What information can I find in a status certificate package?
A status certificate discloses information to a potential buyer about the condominium corporation’s management structure, common expenses, the current budget, any legal issues or proceedings, unit leases, insurance, upcoming repairs or maintenance and the corporation’s reserve fund; as outlined in Section 76 of Ontario’s Condominium Act.
The financial statements outline expenditures, receipts and the current year’s budget (including estimated costs and reserve fund information) which gives you—and your lawyer—a good indication of how fiscally healthy the property is.
A reserve fund study is commissioned every three years by a condominium’s Board of Directors, and it determines what major repairs need to be done, the timeline for them and whether or not the reserve fund has enough money to cover these costs.
“If it’s an older building, and if there are outstanding repairs or things that need to be done there’s a chance [the condo corporation] may increase fees,” said Savel, “so a good real estate lawyer will look for signs there may be an increase in maintenance fees [when reviewing the package].”
You’ll also find information outlining whether or not the corporation is involved in any lawsuits, the building’s insurance policy and whether any special assessments are being considered or will be taking place.
Within the declaration, you’ll find information on any restrictions, such as a “no pets” clause, and what rules you must follow when using common areas such as a swimming pool, work-out facility or party room.
How do I get a status certificate?

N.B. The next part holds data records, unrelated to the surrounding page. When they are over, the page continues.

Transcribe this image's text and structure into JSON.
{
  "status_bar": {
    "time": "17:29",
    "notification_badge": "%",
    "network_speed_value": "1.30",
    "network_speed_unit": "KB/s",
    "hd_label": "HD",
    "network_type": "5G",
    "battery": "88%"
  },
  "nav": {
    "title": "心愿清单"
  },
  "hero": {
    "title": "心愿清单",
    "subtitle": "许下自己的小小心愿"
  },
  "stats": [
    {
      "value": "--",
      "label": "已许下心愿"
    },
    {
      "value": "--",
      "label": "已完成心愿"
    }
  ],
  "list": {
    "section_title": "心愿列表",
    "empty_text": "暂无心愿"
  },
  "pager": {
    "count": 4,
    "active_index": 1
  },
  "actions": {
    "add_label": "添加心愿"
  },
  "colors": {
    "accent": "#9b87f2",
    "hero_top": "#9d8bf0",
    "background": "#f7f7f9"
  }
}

Anyone can order a condo corporation’s status certificate by providing a written request and paying the $100 fee, however this is typically only done when there is a prospective buyer of a resale condo unit. Whether the buyer or seller pays this fee is negotiable, and the standard varies by area. For instance, the seller typically pays for the status certificate in Toronto, but it Ottawa it’s typical for the buyer to pay.
“Even this can come down to the negotiating skill of the realtor,” said Savel. “If I’m representing a seller and have three buyers coming in, I might suggest a buyer improves their offer by offering to pay this fee.”
After submitting the request, you should receive the status certificate package within 10 days, though some condo corporations will rush the order for a fee. Once received, you and your lawyer typically have 48 to 72 hours to look over the documents and come to a decision, though this is also negotiable.
Why do I need a status certificate?
Since a condo unit is subject to additional rules and regulations—as well as managed by a Board of Directors—there’s an entirely different set of concerns for a prospective buyer than there is when purchasing a house.
You’ll want to ensure the Board of Directors is being fiscally responsible, that their budget is balanced, and that there is money in the reserve fund for any upcoming repairs. An unbalanced budget or depleted reserve fund is a red flag, and you could be on the hook for increased maintenance fees to cover repair costs.
You’ll also find out if there are any lawsuits against the corporation or unsettled legal issues. However, the presence of a legal case that has yet to be settled isn’t always sign you should back out according to Savel, especially if it’s a good deal on the unit.
“One example case I had was when the problem had been rectified, but the [legal] case just hadn’t officially closed yet,” he said, “so it wasn’t a big concern. A few months later, the prices on units in the building had gone up.”
Savel notes it’s important to get your lawyer or realtor to contact the property manager and get as much information as possible before making a decision.
Since a condo corporation makes the rules about balcony barbecues, pets, and common areas, it’s important to fully read the declaration in the status package to ensure their by-laws and regulations are a fit for you.
A status certificate outlines all this information and more for you upfront, so there are no surprises later on down the line. This is why it’s important to work with you realtor to ensure your offer is conditional upon a legal review of the status certificate package.
Source: Alyssa Furtado